as the top holding, making up 3.1% of its portfolio, according to FactSet.
The $389 million iShares Self-Driving EV & Tech ETF
holds 116 stocks. Its top holding is Eaton Corp.
which makes up 4.7% of the portfolio and produces electrical components used in vehicles.
The $192 million KraneShares Electric Vehicle and Future Mobility Index ETF
holds shares of 64 companies involved with EV development and manufacture, but adds exposure to lithium and copper mining, as well as fuel-cell technology. Its largest holding (5.6% of the portfolio) is Samsung SDI Co. Ltd.
which makes batteries and semiconductors.
You can click on each ETF’s ticker to learn more and see a list of its top 25 holdings.
Together, the three ETFs hold 195 stocks. We pared the list to 156 companies covered by at least five analysts polled by FactSet.
Here are the 20 stocks on the list with at least 75% “buy” or equivalent ratings that have the most upside potential over the next 12 months, based on consensus price targets:
Share “buy” ratings
Dec. 28 price
Implied 12-month upside potential
Li Auto Inc. Class A
Innoviz Technologies Ltd.

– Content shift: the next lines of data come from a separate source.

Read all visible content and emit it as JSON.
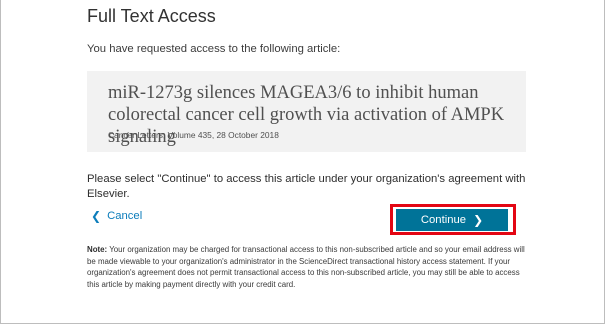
{
  "page": {
    "title": "Full Text Access",
    "intro": "You have requested access to the following article:"
  },
  "article": {
    "title": "miR-1273g silences MAGEA3/6 to inhibit human colorectal cancer cell growth via activation of AMPK signaling",
    "source": "Cancer Letters, Volume 435, 28 October 2018"
  },
  "instruction": "Please select \"Continue\" to access this article under your organization's agreement with Elsevier.",
  "actions": {
    "cancel_label": "Cancel",
    "cancel_icon": "chevron-left-icon",
    "continue_label": "Continue",
    "continue_icon": "chevron-right-icon"
  },
  "note": {
    "label": "Note:",
    "text": "Your organization may be charged for transactional access to this non-subscribed article and so your email address will be made viewable to your organization's administrator in the ScienceDirect transactional history access statement. If your organization's agreement does not permit transactional access to this non-subscribed article, you may still be able to access this article by making payment directly with your credit card."
  },
  "colors": {
    "accent": "#007398",
    "link": "#0c7dbb",
    "highlight": "#e30613",
    "article_box": "#f2f2f2"
  }
}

ChargePoint Holdings Inc. Class A
Piedmont Lithium Inc.
XPeng Inc. Class A
Indie Semiconductor Inc. Class A
Tianqi Lithium Corp. Class H

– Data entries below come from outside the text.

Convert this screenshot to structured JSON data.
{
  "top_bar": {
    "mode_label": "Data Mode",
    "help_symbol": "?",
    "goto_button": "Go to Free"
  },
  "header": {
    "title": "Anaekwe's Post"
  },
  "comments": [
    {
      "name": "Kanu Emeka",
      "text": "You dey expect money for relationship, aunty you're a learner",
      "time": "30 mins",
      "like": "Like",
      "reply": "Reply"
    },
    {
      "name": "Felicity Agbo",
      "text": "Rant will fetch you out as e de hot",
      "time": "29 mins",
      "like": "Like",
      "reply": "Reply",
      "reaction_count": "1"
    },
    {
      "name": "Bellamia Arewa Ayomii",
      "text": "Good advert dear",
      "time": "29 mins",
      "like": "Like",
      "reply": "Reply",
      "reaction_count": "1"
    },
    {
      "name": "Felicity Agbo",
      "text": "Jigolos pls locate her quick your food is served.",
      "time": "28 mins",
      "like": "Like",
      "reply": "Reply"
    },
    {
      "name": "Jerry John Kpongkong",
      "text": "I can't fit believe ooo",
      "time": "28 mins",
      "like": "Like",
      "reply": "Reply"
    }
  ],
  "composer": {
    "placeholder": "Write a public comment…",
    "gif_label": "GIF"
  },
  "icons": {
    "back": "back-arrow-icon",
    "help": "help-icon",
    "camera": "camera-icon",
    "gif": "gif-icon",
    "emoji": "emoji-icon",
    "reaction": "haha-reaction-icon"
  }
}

L & F Co. Ltd.
Lithium Americas Corp.
Renesas Electronics Corp.
Iljin Materials Co. Ltd.
Nio Inc. ADR Class A
Guangzhou Automobile Group Co. Ltd. Class H
Ecopro BM Co. Ltd.
BYD Company Ltd. Class H
Beijing Easpring Material Technology Co. Ltd. Class A
Shanghai Putailai New Energy Technology Co. Ltd. Class A
Click on the tickers for more information about the companies.
Click here for Tomi Kilgore’s detailed guide to the wealth of information available for free on the MarketWatch quote page.
Tesla didn’t make the list. Out of 44 analysts polled by FactSet, 28 (or 64%) rate the shares a “buy” or the equivalent. The stock closed at $112.71 on Dec. 28 and the consensus price target is $265.75. The analysts expect Tesla’s stock to double over the next year.